- 14A: Ex-TV host Stewart (ALANA). Is this Rod Stewart's wife? She had a show? Wikipedia says she hosted a 1995 talk show with her first husband, George Hamilton. Sorry I missed that one.
- 18A: Speed Wagons, e.g. (REOS).
- 17A: Hear again (RETRY). This one tripped me up. This refers to a trial judge hearing a case.
- 41A: Nuts (over) (GAGA). I knew I was getting old when I would pick up the People magazine at the dentist's office and half the people in it were unrecognizable to me. Then there were these young women working in my office and I really didn't understand their shoes. And now there's Lady Gaga.
- 60A: "Bess, You Is My Woman," e.g. (ARIA). Tricky! Did you know that "Porgy and Bess" is an opera? Well, ya do now!
- 66A: Country singer Tucker (TANYA).
- 12D: Twitter message (TWEET). Twitter's slogan should be "Because you don't waste enough time online." Speaking of Twitter....

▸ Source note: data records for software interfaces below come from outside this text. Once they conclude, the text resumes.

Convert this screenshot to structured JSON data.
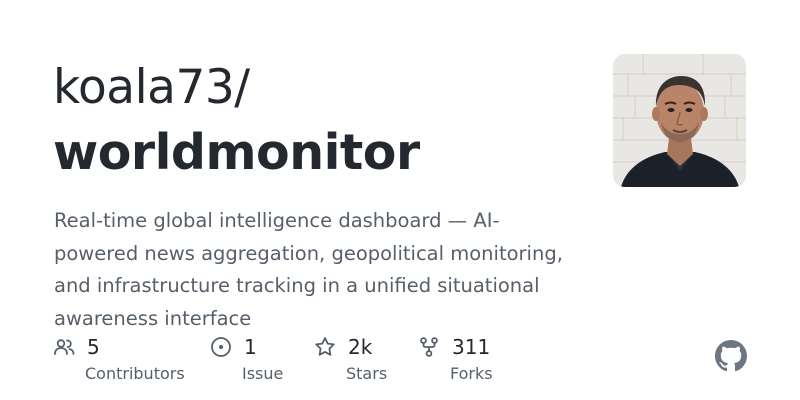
{
  "repo": {
    "owner": "koala73/",
    "name": "worldmonitor",
    "description": "Real-time global intelligence dashboard — AI-powered news aggregation, geopolitical monitoring, and infrastructure tracking in a unified situational awareness interface"
  },
  "stats": {
    "contributors": {
      "value": "5",
      "label": "Contributors"
    },
    "issues": {
      "value": "1",
      "label": "Issue"
    },
    "stars": {
      "value": "2k",
      "label": "Stars"
    },
    "forks": {
      "value": "311",
      "label": "Forks"
    }
  },
  "colors": {
    "text_primary": "#24292f",
    "text_secondary": "#57606a",
    "background": "#ffffff"
  },
  "icons": {
    "contributors": "people-icon",
    "issues": "issue-opened-icon",
    "stars": "star-icon",
    "forks": "repo-forked-icon",
    "brand": "github-mark-icon"
  }
}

Everything Else — 1A: [Snore] (HO HUM); 6A: Blow hard (HUFF); 15A: River to the Mediterranean (EBRO); 16A: Guitarist's effect (WAWA); 22A: Flea market figure (SELLER); 24A: Tops with cups (BRAS); 29A: Old Mughal Empire capital (DELHI); 30A: Suffix with glob (-ULE); 31A: Blocks that lock (LEGOS); 33A: At the ready (ON TAP); 37A: Rash preventer (TALC); 39A: Like some checking accounts (NO-FEE); 42A: Word before radio or wave (SHOCK); 44A: "I dunno" ("GOT ME"); 46A: Mark, as a ballot (X IN); 47A: Shady retreat (ARBOR); 51A: Crow relatives (MAGPIES); 54A: Like Burbank City Hall, for short (DECO); 61A: Muskogee's st. (OKLA.); 63A: Heavy herbivore (RHINO); 64A: Suspense novelist Hoag (TAMI); 65A: Meddling (NOSY); 67A: Witnessed (SEEN); 68A: Muchas horas (DÍAS); 69A: Rile (up) (STEAM); 1D: Dwell (on) (HARP); 2D: Cheers at some World Cup games (OLÉS); 3D: "Hell __ no fury ..." (HATH); 5D: Like some elections (MAYORAL); 6D: Toast opening (HERE'S); 7D: Slangy prefix meaning "super" (UBER-); 8D: One way to sway (FRO); 9D: Dig discovery (FOSSIL); 11D: Apollo 11 module (EAGLE); 13D: Linger (TARRY); 21D: Unavailable (TAKEN); 23D: Return call? (ECHO); 25D: Pedometer button (RESET); 26D: Sounds of rebuke (TUTS); 27D: Eliciting a "So what?" (BLAH); 28D: Possible result of a job change, for short (RELO); 29D: Attend the needs of (DO FOR); 32D: "We Got the Beat" band, with "The" (GO-GOS); 34D: Part of a pickup line? (TAXI); 36D: Remorseful feeling (PANG); 40D: Cookout remnant (EMBER); 43D: Barbra's "A Star Is Born" costar (KRIS); 45D: Accompanists? (ESCORTS); 48D: Not within reach of (BEYOND); 50D: Signature wear for Astaire (TOP HAT); 52D: Surrounding glows (AURAE); 53D: Mr. Clean target (GRIME); 56D: "Casablanca" role (ILSA); 57D: Cabinet wood (PINE); 59D: Itinerate (ROAM); 62D: Colorful carp (KOI).